Problem: Wherever a line in the data below holds "logo", copy that line.

Source material:
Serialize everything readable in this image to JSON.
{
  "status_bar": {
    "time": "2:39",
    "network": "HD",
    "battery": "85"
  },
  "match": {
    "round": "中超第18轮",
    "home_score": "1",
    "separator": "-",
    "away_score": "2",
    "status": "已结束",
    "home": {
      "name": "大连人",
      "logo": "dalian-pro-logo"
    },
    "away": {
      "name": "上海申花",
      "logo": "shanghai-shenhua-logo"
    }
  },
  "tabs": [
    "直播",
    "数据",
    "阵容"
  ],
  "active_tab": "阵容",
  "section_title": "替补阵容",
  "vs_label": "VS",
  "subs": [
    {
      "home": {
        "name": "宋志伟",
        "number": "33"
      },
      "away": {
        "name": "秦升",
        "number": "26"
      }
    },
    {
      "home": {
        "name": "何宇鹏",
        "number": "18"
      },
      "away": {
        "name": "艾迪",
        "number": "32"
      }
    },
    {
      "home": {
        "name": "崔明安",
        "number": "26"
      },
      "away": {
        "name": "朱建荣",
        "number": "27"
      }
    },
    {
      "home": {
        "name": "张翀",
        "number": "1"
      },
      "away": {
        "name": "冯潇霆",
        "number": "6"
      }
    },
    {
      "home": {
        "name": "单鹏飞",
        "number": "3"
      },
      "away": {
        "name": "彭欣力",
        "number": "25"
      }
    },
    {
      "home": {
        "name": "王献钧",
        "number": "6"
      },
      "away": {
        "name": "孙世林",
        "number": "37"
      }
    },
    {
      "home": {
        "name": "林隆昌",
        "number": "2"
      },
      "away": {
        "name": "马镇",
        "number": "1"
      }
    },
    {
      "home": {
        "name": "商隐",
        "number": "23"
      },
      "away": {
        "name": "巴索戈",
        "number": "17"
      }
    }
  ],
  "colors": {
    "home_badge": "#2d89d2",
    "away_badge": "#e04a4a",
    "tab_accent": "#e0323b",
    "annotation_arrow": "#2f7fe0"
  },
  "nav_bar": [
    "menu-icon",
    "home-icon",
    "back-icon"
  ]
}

Solution to the exercise:
      "logo": "dalian-pro-logo"
      "logo": "shanghai-shenhua-logo"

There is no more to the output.